= Data shown =

+--

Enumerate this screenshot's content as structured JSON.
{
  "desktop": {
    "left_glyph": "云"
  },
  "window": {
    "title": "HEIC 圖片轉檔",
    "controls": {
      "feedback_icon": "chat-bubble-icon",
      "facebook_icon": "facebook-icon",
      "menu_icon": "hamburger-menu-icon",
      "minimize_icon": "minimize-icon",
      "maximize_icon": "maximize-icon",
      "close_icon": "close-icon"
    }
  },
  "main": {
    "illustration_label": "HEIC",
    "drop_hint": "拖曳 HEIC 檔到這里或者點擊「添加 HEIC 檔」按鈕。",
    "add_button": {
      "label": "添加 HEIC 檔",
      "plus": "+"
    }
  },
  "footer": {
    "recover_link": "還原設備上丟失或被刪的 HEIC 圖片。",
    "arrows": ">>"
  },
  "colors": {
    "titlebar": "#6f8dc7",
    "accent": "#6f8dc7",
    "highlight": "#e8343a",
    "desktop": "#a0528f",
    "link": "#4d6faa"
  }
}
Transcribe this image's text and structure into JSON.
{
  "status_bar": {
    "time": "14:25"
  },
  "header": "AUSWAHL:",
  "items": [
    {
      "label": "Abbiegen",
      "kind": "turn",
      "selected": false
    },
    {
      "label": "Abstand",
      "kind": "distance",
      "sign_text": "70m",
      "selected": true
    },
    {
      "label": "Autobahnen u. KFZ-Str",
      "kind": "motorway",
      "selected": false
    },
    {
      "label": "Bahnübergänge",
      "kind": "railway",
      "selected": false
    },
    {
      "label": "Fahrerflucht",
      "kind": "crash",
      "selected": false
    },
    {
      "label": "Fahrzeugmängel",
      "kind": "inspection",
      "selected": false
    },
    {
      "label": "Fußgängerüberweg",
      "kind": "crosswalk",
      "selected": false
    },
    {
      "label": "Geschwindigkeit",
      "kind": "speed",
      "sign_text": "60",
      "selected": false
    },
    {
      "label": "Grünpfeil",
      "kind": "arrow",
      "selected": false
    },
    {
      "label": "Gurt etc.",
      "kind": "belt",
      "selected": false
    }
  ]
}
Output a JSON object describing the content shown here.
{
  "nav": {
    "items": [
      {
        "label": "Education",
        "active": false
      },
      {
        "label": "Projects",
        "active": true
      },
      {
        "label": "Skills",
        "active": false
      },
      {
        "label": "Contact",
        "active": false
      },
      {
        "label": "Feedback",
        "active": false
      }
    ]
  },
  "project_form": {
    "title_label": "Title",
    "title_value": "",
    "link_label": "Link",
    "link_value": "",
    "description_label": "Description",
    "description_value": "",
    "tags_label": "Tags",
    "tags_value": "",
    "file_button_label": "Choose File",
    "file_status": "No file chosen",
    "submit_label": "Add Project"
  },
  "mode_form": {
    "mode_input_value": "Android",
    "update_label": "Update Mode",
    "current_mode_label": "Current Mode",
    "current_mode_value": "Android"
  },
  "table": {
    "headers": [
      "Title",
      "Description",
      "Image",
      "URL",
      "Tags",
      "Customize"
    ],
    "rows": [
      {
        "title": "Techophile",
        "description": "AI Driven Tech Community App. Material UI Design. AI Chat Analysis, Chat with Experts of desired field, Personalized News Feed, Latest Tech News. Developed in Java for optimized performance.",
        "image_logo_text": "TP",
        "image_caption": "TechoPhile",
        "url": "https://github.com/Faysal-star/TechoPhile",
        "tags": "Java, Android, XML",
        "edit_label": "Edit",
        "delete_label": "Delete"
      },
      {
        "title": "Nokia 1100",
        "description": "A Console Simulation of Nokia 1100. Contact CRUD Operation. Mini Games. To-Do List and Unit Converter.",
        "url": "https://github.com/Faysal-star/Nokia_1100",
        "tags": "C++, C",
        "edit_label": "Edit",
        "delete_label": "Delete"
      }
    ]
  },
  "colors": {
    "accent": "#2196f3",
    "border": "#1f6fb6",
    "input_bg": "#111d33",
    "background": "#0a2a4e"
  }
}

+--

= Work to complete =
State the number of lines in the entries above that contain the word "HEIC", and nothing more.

= Response area =
5